PROBLEM TO SOLVE: Any picture among the records should be left out, please; retype the rest exactly.

TASK MATERIAL:

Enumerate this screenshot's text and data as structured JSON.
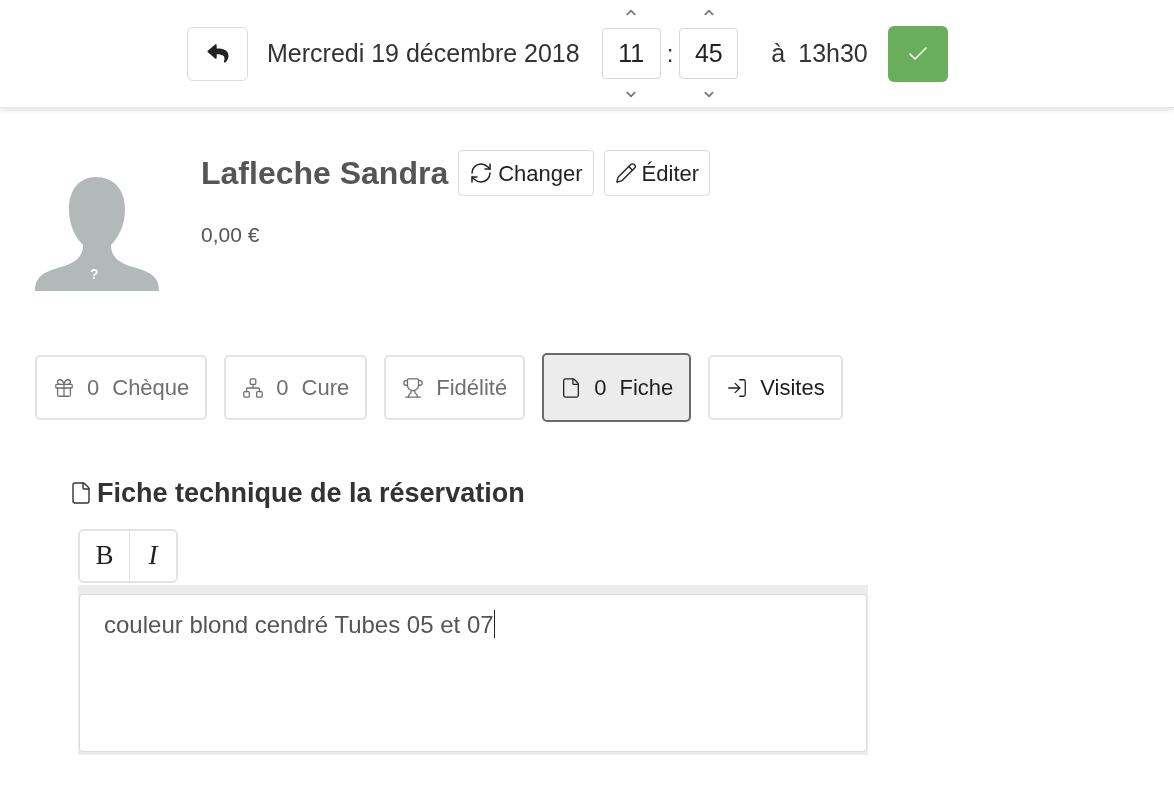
{
  "header": {
    "date": "Mercredi 19 décembre 2018",
    "start_hour": "11",
    "time_separator": ":",
    "start_minute": "45",
    "end_prefix": "à",
    "end_time": "13h30"
  },
  "client": {
    "avatar_mark": "?",
    "name": "Lafleche Sandra",
    "actions": [
      "Changer",
      "Éditer"
    ],
    "balance": "0,00 €"
  },
  "tabs": [
    {
      "count": "0",
      "label": "Chèque",
      "selected": false,
      "dimmed": true
    },
    {
      "count": "0",
      "label": "Cure",
      "selected": false,
      "dimmed": true
    },
    {
      "label": "Fidélité",
      "selected": false,
      "dimmed": true
    },
    {
      "count": "0",
      "label": "Fiche",
      "selected": true,
      "dimmed": false
    },
    {
      "label": "Visites",
      "selected": false,
      "dimmed": false
    }
  ],
  "sheet": {
    "title": "Fiche technique de la réservation",
    "format_buttons": [
      "B",
      "I"
    ],
    "content": "couleur blond cendré Tubes 05 et 07",
    "focused": true
  }
}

REPLY TO THE TASK:
Enumerate this screenshot's text and data as structured JSON.
{
  "header": {
    "date": "Mercredi 19 décembre 2018",
    "start_hour": "11",
    "time_separator": ":",
    "start_minute": "45",
    "end_prefix": "à",
    "end_time": "13h30"
  },
  "client": {
    "avatar_mark": "?",
    "name": "Lafleche Sandra",
    "actions": [
      "Changer",
      "Éditer"
    ],
    "balance": "0,00 €"
  },
  "tabs": [
    {
      "count": "0",
      "label": "Chèque",
      "selected": false,
      "dimmed": true
    },
    {
      "count": "0",
      "label": "Cure",
      "selected": false,
      "dimmed": true
    },
    {
      "label": "Fidélité",
      "selected": false,
      "dimmed": true
    },
    {
      "count": "0",
      "label": "Fiche",
      "selected": true,
      "dimmed": false
    },
    {
      "label": "Visites",
      "selected": false,
      "dimmed": false
    }
  ],
  "sheet": {
    "title": "Fiche technique de la réservation",
    "format_buttons": [
      "B",
      "I"
    ],
    "content": "couleur blond cendré Tubes 05 et 07",
    "focused": true
  }
}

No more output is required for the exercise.